Try it:
Search through the entries for the word "screenshot" and copy every line that has it.

⁂

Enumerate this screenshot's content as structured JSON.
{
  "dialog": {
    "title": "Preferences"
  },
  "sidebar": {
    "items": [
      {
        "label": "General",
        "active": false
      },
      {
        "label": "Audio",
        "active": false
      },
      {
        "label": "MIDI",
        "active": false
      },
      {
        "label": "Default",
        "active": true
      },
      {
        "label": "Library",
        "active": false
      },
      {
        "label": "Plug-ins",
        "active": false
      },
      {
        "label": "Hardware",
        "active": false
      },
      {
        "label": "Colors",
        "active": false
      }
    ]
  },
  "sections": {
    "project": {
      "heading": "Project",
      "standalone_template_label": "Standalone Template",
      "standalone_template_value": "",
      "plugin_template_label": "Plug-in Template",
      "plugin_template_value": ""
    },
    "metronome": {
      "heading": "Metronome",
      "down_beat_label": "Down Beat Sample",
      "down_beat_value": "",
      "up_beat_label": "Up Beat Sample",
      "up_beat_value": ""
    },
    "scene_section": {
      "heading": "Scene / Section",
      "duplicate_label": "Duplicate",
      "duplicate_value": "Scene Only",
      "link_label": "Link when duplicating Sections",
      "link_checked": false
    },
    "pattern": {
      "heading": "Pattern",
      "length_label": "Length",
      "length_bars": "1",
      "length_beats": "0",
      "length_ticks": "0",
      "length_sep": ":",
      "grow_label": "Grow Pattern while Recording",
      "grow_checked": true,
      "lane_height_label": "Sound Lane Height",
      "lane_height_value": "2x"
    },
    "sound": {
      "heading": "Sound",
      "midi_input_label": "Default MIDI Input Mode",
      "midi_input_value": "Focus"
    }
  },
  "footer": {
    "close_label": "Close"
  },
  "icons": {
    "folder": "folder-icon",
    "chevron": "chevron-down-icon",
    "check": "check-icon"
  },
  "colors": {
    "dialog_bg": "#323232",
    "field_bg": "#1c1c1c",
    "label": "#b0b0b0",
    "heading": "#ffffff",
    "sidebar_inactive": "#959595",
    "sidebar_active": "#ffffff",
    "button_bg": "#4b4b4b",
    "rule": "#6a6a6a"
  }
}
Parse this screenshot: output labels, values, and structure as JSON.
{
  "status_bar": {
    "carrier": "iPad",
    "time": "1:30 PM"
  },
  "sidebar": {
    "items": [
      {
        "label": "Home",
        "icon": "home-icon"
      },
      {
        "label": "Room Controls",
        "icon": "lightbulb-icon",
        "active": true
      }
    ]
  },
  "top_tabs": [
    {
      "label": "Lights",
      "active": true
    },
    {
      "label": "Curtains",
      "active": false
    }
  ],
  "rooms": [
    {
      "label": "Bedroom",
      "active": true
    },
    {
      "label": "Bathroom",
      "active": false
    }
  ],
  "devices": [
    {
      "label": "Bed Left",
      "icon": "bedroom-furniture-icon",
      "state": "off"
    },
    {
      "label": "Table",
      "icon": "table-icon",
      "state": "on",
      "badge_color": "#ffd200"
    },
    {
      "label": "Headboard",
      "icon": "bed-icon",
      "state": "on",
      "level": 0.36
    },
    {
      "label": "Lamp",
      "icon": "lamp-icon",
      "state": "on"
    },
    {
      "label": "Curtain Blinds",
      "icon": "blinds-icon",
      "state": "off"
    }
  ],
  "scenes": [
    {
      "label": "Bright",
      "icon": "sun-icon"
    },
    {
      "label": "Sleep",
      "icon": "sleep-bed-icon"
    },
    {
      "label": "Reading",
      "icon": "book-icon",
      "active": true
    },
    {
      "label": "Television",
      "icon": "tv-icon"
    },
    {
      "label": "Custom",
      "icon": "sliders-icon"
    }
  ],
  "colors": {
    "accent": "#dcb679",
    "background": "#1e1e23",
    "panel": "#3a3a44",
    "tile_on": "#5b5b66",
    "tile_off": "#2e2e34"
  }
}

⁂

Problem solution:
Enumerate this screenshot's content as structured JSON.
Parse this screenshot: output labels, values, and structure as JSON.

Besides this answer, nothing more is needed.